"Brown's a smart fellow. He knows what's coming, and what people are worth to him. We've got an agreement that when I'm Sir Robert I'm to boost the old place and do his operations free. I think he'll be rather sick if he doesn't need any."
Didn't she also see Rob?" asked Helen. "I did not believe you could show such a spirit," laughed Hester. "You are always so calm." "When things touch myself, but not when they touch my friends," said Helen. "Please calm yourself, Helen. You know we made a compact this very morning and promised never to quarrel or be angry with each other." "The same old school-girl fashion," said Robert Vail.
To this place Sir Robert returned within half an hour; and as he left so he found Mr. Donne alone, but in such an extasy, and so altered as to his looks, as amazed Sir Robert to behold him; insomuch that he earnestly desired Mr.
Being thus rebuked by his father, who was a very faithful-minded man, Robert Pring shuffled his long boots down, and made me a low salutation. But, having paid little attention to the things other people were full of, I left the young man to convince his parents, and he soon was successful with his mother. Two, or it may have been three days after this, a great noise arose in the morning.
He had scarcely got on shore than the boy who had sold Ben Haley the hatchet, strolled up. "Who was that man who came across in your boat?" he asked. "Did you see him?" asked Robert, eagerly. "To be sure I did," said Tom Green, with satisfaction. "I sold him my old hatchet for money enough to buy a new one, and he give me a quarter besides for my trouble."

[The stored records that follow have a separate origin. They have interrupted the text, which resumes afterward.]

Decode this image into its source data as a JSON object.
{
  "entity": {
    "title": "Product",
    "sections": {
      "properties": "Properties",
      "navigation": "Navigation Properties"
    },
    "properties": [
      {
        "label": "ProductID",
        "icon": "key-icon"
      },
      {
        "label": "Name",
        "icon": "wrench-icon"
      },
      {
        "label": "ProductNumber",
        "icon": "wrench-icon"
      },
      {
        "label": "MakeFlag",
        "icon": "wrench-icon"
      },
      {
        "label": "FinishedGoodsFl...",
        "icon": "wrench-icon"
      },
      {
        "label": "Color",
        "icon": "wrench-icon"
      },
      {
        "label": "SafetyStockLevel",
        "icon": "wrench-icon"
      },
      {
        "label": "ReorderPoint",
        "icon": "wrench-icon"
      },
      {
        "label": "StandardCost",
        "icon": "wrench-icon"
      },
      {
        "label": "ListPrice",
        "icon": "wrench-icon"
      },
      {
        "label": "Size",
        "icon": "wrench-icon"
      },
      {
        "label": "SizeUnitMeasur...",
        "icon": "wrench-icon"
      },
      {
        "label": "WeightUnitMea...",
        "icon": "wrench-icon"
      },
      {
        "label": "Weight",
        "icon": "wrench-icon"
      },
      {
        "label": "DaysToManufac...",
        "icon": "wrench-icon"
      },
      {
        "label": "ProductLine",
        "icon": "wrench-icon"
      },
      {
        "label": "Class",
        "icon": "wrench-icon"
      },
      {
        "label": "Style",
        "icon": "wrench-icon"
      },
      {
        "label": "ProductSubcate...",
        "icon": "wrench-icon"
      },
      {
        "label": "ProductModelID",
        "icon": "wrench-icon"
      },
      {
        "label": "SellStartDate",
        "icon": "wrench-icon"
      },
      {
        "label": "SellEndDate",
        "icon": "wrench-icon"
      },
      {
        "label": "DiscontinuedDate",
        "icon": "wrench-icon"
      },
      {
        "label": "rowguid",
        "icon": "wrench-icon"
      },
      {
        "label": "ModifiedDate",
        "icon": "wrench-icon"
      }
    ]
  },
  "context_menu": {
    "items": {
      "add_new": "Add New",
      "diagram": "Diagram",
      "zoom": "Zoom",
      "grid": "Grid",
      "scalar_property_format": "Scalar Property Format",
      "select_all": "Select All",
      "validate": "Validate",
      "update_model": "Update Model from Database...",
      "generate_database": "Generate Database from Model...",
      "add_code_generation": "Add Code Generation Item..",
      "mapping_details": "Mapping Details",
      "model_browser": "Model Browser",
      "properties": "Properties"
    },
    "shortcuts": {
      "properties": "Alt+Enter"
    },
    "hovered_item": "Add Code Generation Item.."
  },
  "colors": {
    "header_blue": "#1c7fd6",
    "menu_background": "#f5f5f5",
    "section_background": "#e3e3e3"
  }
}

Peter Newby saw that it was useless to stay longer, so he rode away, feeling very angry at Jake for the mood he was in, and at himself for displaying such anger. Robert and Mary Davis went to Newbys' about nightfall and were given a cordial reception. After all was ready they all met in the parlor and discussed religion. A great many texts were read and talked over. Water baptism was investigated.
I shall, therefore, give but a few more, in addition to what I have already related. Capt. J.B. Brunt, who resided near my master, had a slave named John. He was his body servant, carriage driver, &c. On one occasion, while driving his master through the city, the streets being very muddy, and the horses going at a rapid rate, some mud spattered upon a gentleman by the name of Robert More.
Entituled: To the right honorable, and renowmed Shepheard of Albions Arcadia: Robert Earle of Essex and Ewe, for his welcome into England from Portugall. Done by George Peele.
"If I am to be of use to you, you must trust me, Mr. Audley," said the physician. "The first husband disappeared how and when? I want to know the history of his disappearance." Robert paused for some time before he replied to this speech; but, by and by, he lifted his head, which had been bent in an attitude of earnest thought, and addressed the physician. "I will trust you, Dr.
More than one followed the example of the high-spirited Miss Lumsden, who let her lover clearly understand that she would have nothing more to say to him unless he took up arms for the Prince, and doubtless more young gallants than Robert Strange joined the rebels for no better reason than their ladies' command.